The 25-year-old from North Carolina credits people’s short attention span for presenting him with a golden opportunity when he started his TikTok in August last year while isolated with COVID-19.
“One thing I’ve learned through the engagement on my videos is that we live in a society of minimal time, patience, and attention span,” Merchant said. “We want things as soon as possible, as easy as possible, and that goes the same for information and entertainment.”
Then there are creators like Kandace Banks, who sees the scope for 10-minute-long videos on TikTok. Banks is the creator of what is best described as a TikTok drama series titled Thanks, Kandace Banks, which takes the concept of “main character energy” very seriously. The scripted 10-episode show — which are all under two minutes — follows a stylist navigating her life and career after relocating to Los Angeles.
Banks, a former fashion stylist turned entertainment marketer, is part of TikTok’s Creator Fund. While she said she hasn’t made any significant money from it, she credits the app for growing her audience at a much faster rate than any other platform.
“I think for content like mine, the 10-minute videos are definitely beneficial and would work in my favor,” Banks told BuzzFeed News.
In her fourth episode (titled “Am I the Drama?”), Banks goes back and forth with herself as she questions how she’s contributed to some of the problems in her life. Most of her episodes are split across two TikToks; creatively, the chance to deliver a seamless episode in one extended length TikTok has its appeal.
“I actually took a look at my analytics, and most people who watch my videos don't scroll away. They pretty much watch the video in full, and I've also gotten comments from some of my followers basically telling me like, ‘This isn't long enough,’” Banks said.
TikTok filled a hole left by Vine, a punchy shortform content platform that was partially brought to its knees by failing to incentivize creators. Today, TikTok appears to be hinging its growth on emulating the defining features of other platforms — even if they run counter to what the app is known for.
“Unless the app incentivizes 10-minute videos, whether it’s boosted ‘For You’ exposure, algorithm modification, or monetary incentives, I don’t believe creators will shift their focus to utilize this feature,” Merchant said.
Creators already have more established and incentivized platform options to choose from when it comes to making longform content. With the app’s upcoming 10-minute feature, it still seems unlikely that TikTok will be creators’ first choice for longform videos, at least not until the payoff makes sense or new creative tools are made available.

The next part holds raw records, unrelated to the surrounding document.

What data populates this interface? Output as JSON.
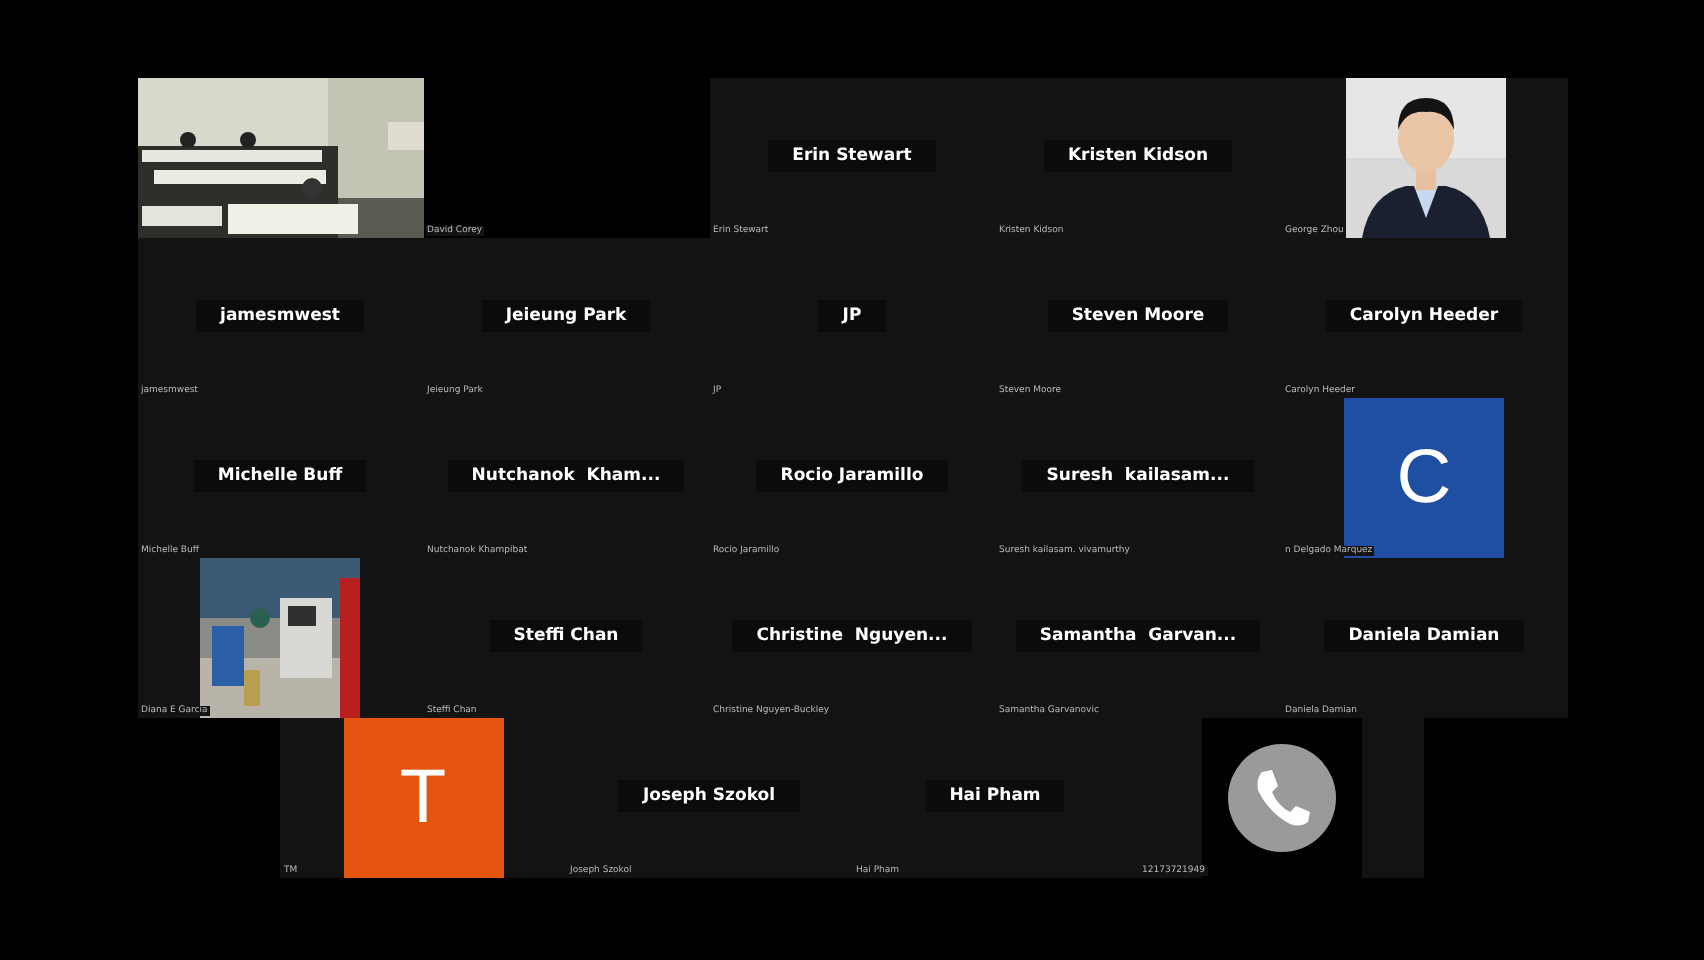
{
  "rows": [
    [
      {
        "kind": "video"
      },
      {
        "kind": "blank",
        "label": "David Corey"
      },
      {
        "kind": "plate",
        "name": "Erin Stewart",
        "label": "Erin Stewart"
      },
      {
        "kind": "plate",
        "name": "Kristen Kidson",
        "label": "Kristen Kidson"
      },
      {
        "label": "George Zhou"
      }
    ],
    [
      {
        "kind": "plate",
        "name": "jamesmwest",
        "label": "jamesmwest"
      },
      {
        "kind": "plate",
        "name": "Jeieung Park",
        "label": "Jeieung Park"
      },
      {
        "kind": "plate",
        "name": "JP",
        "label": "JP"
      },
      {
        "kind": "plate",
        "name": "Steven Moore",
        "label": "Steven Moore"
      },
      {
        "kind": "plate",
        "name": "Carolyn Heeder",
        "label": "Carolyn Heeder"
      }
    ],
    [
      {
        "kind": "plate",
        "name": "Michelle Buff",
        "label": "Michelle Buff"
      },
      {
        "kind": "plate",
        "name": "Nutchanok  Kham...",
        "label": "Nutchanok Khampibat"
      },
      {
        "kind": "plate",
        "name": "Rocio Jaramillo",
        "label": "Rocio Jaramillo"
      },
      {
        "kind": "plate",
        "name": "Suresh  kailasam...",
        "label": "Suresh kailasam. vivamurthy"
      },
      {
        "kind": "avatar",
        "letter": "C",
        "color": "#1e4fa3",
        "label": "n Delgado Marquez"
      }
    ],
    [
      {
        "kind": "video-small",
        "label": "Diana E Garcia"
      },
      {
        "kind": "plate",
        "name": "Steffi Chan",
        "label": "Steffi Chan"
      },
      {
        "kind": "plate",
        "name": "Christine  Nguyen...",
        "label": "Christine Nguyen-Buckley"
      },
      {
        "kind": "plate",
        "name": "Samantha  Garvan...",
        "label": "Samantha Garvanovic"
      },
      {
        "kind": "plate",
        "name": "Daniela Damian",
        "label": "Daniela Damian"
      }
    ],
    [
      {
        "kind": "avatar",
        "letter": "T",
        "color": "#e6550f",
        "label": "TM"
      },
      {
        "kind": "plate",
        "name": "Joseph Szokol",
        "label": "Joseph Szokol"
      },
      {
        "kind": "plate",
        "name": "Hai Pham",
        "label": "Hai Pham"
      },
      {
        "kind": "phone",
        "label": "12173721949"
      }
    ]
  ]
}
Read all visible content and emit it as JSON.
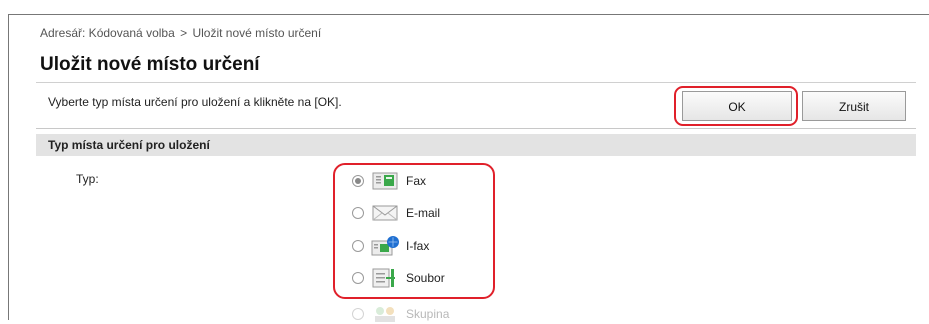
{
  "breadcrumb": {
    "item1": "Adresář: Kódovaná volba",
    "separator": ">",
    "item2": "Uložit nové místo určení"
  },
  "page": {
    "title": "Uložit nové místo určení",
    "instruction": "Vyberte typ místa určení pro uložení a klikněte na [OK]."
  },
  "buttons": {
    "ok_label": "OK",
    "cancel_label": "Zrušit"
  },
  "section": {
    "header": "Typ místa určení pro uložení",
    "field_label": "Typ:"
  },
  "types": {
    "selected": "Fax",
    "options": [
      {
        "label": "Fax",
        "icon": "fax-icon",
        "checked": true
      },
      {
        "label": "E-mail",
        "icon": "email-icon",
        "checked": false
      },
      {
        "label": "I-fax",
        "icon": "ifax-icon",
        "checked": false
      },
      {
        "label": "Soubor",
        "icon": "file-icon",
        "checked": false
      },
      {
        "label": "Skupina",
        "icon": "group-icon",
        "checked": false,
        "disabled": true
      }
    ]
  },
  "colors": {
    "highlight": "#e0202a",
    "section_bg": "#e3e3e3",
    "icon_green": "#3aa84a",
    "icon_blue": "#1f6fd1"
  }
}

To quote a Wildcat, “Follow one simple rule / Don't mess with the flow / No, no / Stick to the status quo.”